Remarkable, in this social reading, is the absence of any exotic stereo­typing of the sort that has long been the staple of Western artists depicting Bali. J-PHILIPPE’s “Ba­li­nese women”, how­ever beau­tiful they may be, are bereft of any sexual allu­sions. They visu­ally stand out on account of what appears to be their vir­ginal inno­cence. They are not fea­tured as prey. The painter’s gaze is not preda­to­rial. He simply por­trays the beauty in those women, not some sort of exotic dif­fer­ence that would make them the objects of sexual fan­tasy. An atti­tude much healthier than that of most of his Western artist pre­de­ces­sors. To him, the beauty of Balinese women should not pre­vent one from seeing them merely as humans to empathize with.

Free of Western sexual stereo­types in his treat­ment of Balinese women’s beauty, J-PHILIPPE is also free of nor­ma­tive cul­tural stereo­typing. When he depicts the other type of Balinese women, the old, ugly, and bur­dened ones, he does not try to put him­self on a “moral” high ground and say that it is improper to have women work and carry bur­dens the way Balinese women usu­ally do. To him, their ugli­ness should not pre­vent one from seeing even old Balinese women merely as humans to empathize with.

In short, what char­ac­ter­izes J-PHILIPPE’s atti­tude in his treat­ment, in his works, of the social issue of Balinese wom­an­hood, is his total absence of prej­u­dices – colo­nial as well as post-colo­nial. He seems to tell us that Balinese women may be beau­tiful, but this should not entitle Westerners to “see” and treat them as sexual objects in the name of an “ex­otic” dif­fer­ence enshrined in colo­nial his­tory. Similarly, Balinese elderly women may be over-bur­dened by the work they are com­pelled to do by their tra­di­tion, but this should not entitle anyone to posi­tion him­self as a lesson-giver in the name of some abstract ideal of civ­i­lized behavior. Societies, his works show us, are made up of “real” people whose behavior and value system ought to be respected for their own sakes. Empathy, or “Love” (in the Christian trans­la­tion of empathy), is the only way these issues should be approached.

There is indeed some­thing “Chris­tian” that inhabits J-PHILIPPE. Not Christian as a mere gen­eral cul­tural ref­er­ence, but as a behav­ioral inspi­ra­tion for daily life. It should be noted here that the artist first came to Indonesia in 1991 not simply to work, as a grad­uate of the famous Ecole Boulle of arts and crafts in Paris, but as a faithful young Catholic lay brother, entrusted with the run­ning of an art school owned by the Catholic church in Gianyar.
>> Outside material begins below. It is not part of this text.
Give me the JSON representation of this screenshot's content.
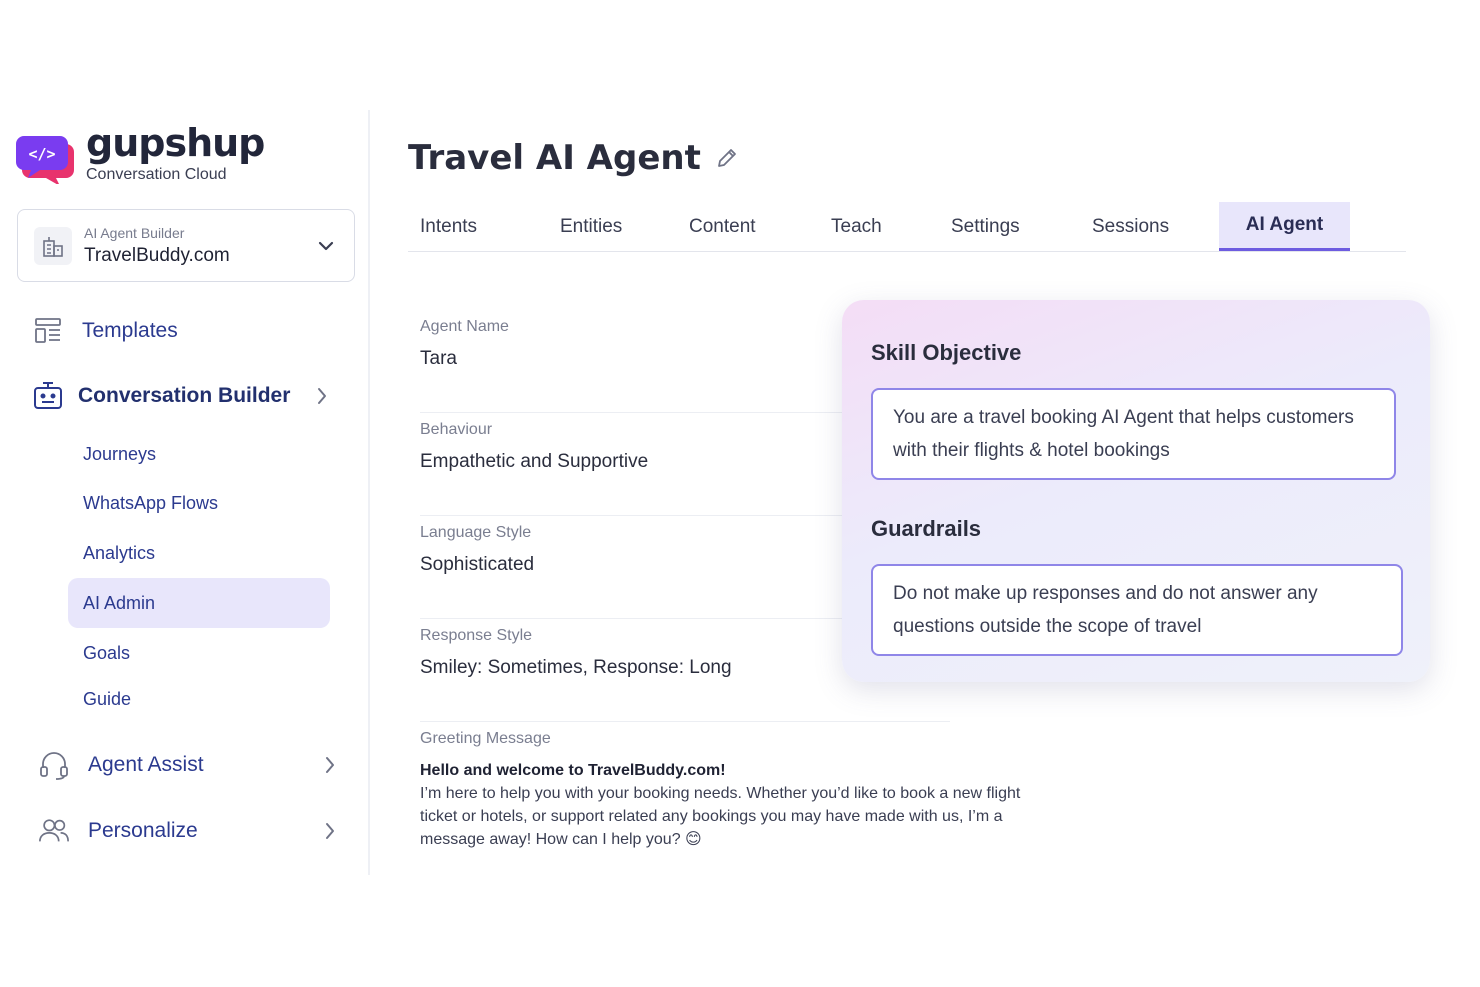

So, unlike others, he came to “serve”, not to look for adven­ture or make a for­tune. Now set­tled in Gianyar, he sees in the Balinese and other Indonesians living around him, not simply “Ba­li­nese” or “In­done­sians”, but human brothers with whom he shares a simple daily, and very reli­gious life.

In this con­text, the “haze” comes back into the pic­ture with a new layer of meaning. J-PHILIPPE always begins his works by first painting the abstract beige or brown color that I have called the “haze”, thus cre­ating an atmo­sphere that dampens realism to take us some­where beyond it. This “haze” can be con­strued to rep­re­sent the “un­know­able” that remains the realm of each of us in our irre­ducible “sep­a­rate­ness”. It may also be the dreams of dancers or the suf­fering of old ladies. But at a deeper level, it evokes the “be­yond” that links sep­a­rate­ness, dreams and pain, and even­tu­ally all of us, in the same Unknown that calls for med­i­ta­tion and prayer.
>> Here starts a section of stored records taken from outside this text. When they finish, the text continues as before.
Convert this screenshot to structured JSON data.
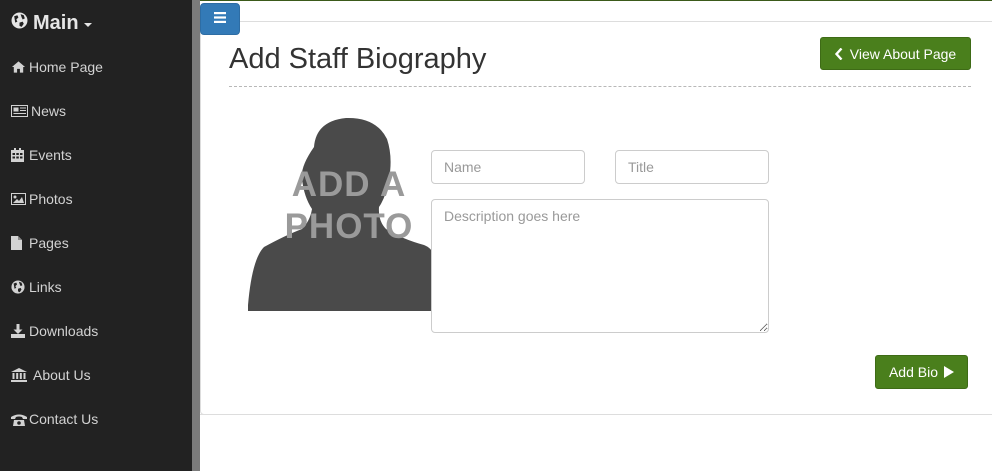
{
  "sidebar": {
    "brand": {
      "label": "Main",
      "icon": "globe-icon"
    },
    "items": [
      {
        "label": "Home Page",
        "icon": "home-icon"
      },
      {
        "label": "News",
        "icon": "newspaper-icon"
      },
      {
        "label": "Events",
        "icon": "calendar-icon"
      },
      {
        "label": "Photos",
        "icon": "picture-icon"
      },
      {
        "label": "Pages",
        "icon": "file-icon"
      },
      {
        "label": "Links",
        "icon": "globe-icon"
      },
      {
        "label": "Downloads",
        "icon": "download-icon"
      },
      {
        "label": "About Us",
        "icon": "bank-icon"
      },
      {
        "label": "Contact Us",
        "icon": "phone-icon"
      }
    ]
  },
  "header": {
    "toggle_icon": "bars-icon",
    "title": "Add Staff Biography",
    "view_about_label": "View About Page",
    "view_about_icon": "chevron-left-icon"
  },
  "form": {
    "photo_text": "ADD A PHOTO",
    "name": {
      "placeholder": "Name",
      "value": ""
    },
    "title": {
      "placeholder": "Title",
      "value": ""
    },
    "description": {
      "placeholder": "Description goes here",
      "value": ""
    },
    "submit_label": "Add Bio",
    "submit_icon": "play-icon"
  },
  "colors": {
    "sidebar_bg": "#222222",
    "accent_green": "#4a7f1c",
    "toggle_blue": "#337ab7"
  }
}
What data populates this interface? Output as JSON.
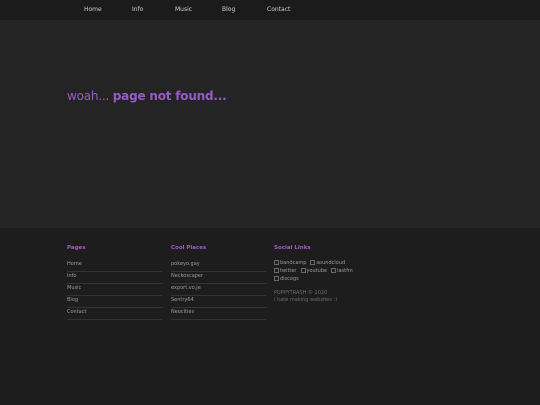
{
  "nav": {
    "items": [
      "Home",
      "Info",
      "Music",
      "Blog",
      "Contact"
    ]
  },
  "main": {
    "headline_light": "woah... ",
    "headline_bold": "page not found..."
  },
  "footer": {
    "pages": {
      "title": "Pages",
      "items": [
        "Home",
        "Info",
        "Music",
        "Blog",
        "Contact"
      ]
    },
    "cool_places": {
      "title": "Cool Places",
      "items": [
        "pokeyo.gay",
        "Neckoscaper",
        "export.vo.je",
        "Sentry64",
        "Neocities"
      ]
    },
    "social": {
      "title": "Social Links",
      "links": [
        "bandcamp",
        "soundcloud",
        "twitter",
        "youtube",
        "lastfm",
        "discogs"
      ],
      "copyright": "PUPPYTRASH © 2020",
      "tagline": "i hate making websites :)"
    }
  },
  "colors": {
    "accent": "#9b59c8",
    "background": "#222222",
    "footer_bg": "#1d1d1d"
  }
}
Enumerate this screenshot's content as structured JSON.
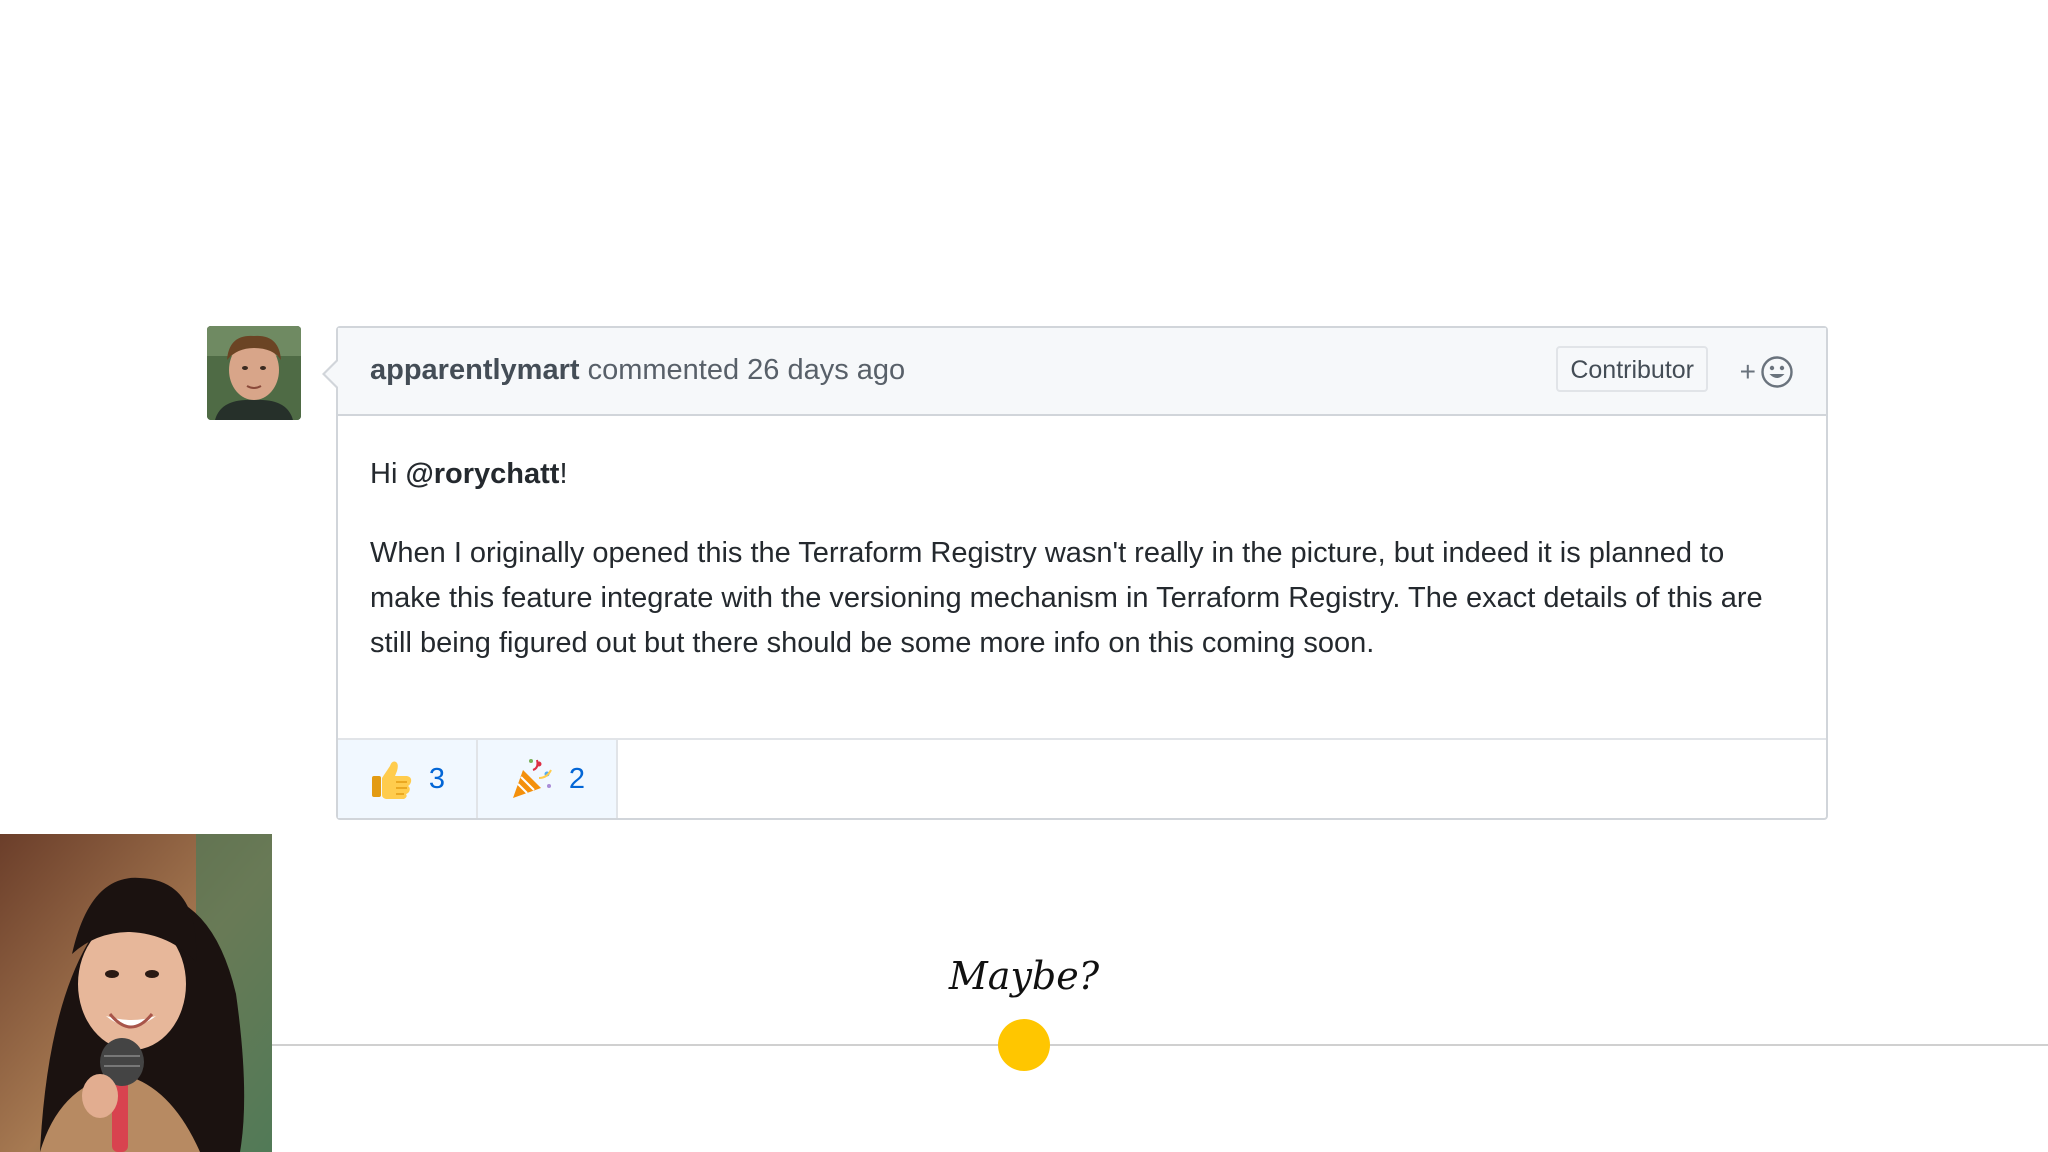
{
  "comment": {
    "author": "apparentlymart",
    "action": "commented",
    "timestamp": "26 days ago",
    "role_badge": "Contributor",
    "add_reaction_label": "+",
    "greeting_prefix": "Hi ",
    "mention": "@rorychatt",
    "greeting_suffix": "!",
    "body": "When I originally opened this the Terraform Registry wasn't really in the picture, but indeed it is planned to make this feature integrate with the versioning mechanism in Terraform Registry. The exact details of this are still being figured out but there should be some more info on this coming soon.",
    "reactions": [
      {
        "icon": "thumbs-up-icon",
        "count": "3"
      },
      {
        "icon": "party-popper-icon",
        "count": "2"
      }
    ]
  },
  "timeline": {
    "label": "Maybe?",
    "dot_color": "#ffc600"
  },
  "colors": {
    "link": "#0366d6",
    "border": "#d1d5da",
    "header_bg": "#f6f8fa"
  }
}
So, when looking at J-PHILIPPE’s paint­ings, let’s go first, as he does, into what he “sees” and visu­ally depicts, and then, move into what he “feels” and even what he believes, into his beau­tiful haze, where he tries to go beyond all dif­fer­ences in a single mes­sage of hope.
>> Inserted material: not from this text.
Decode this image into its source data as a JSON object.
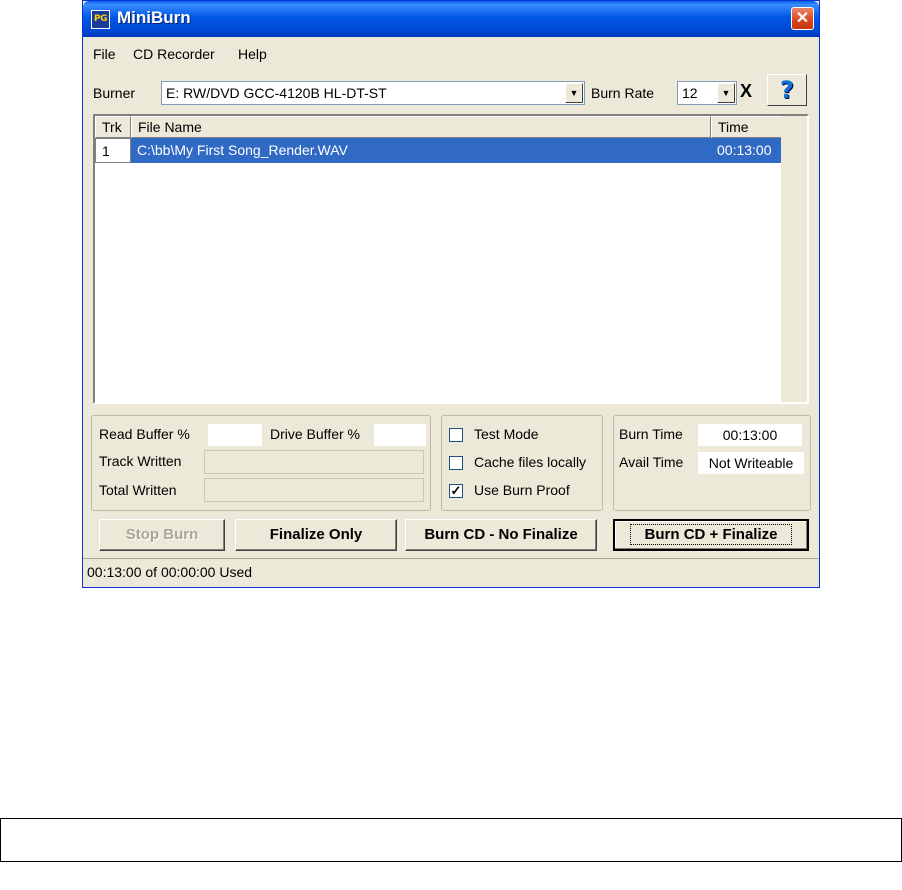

Author : J-Philippe・ Friday 27 February 2009・ pas de comments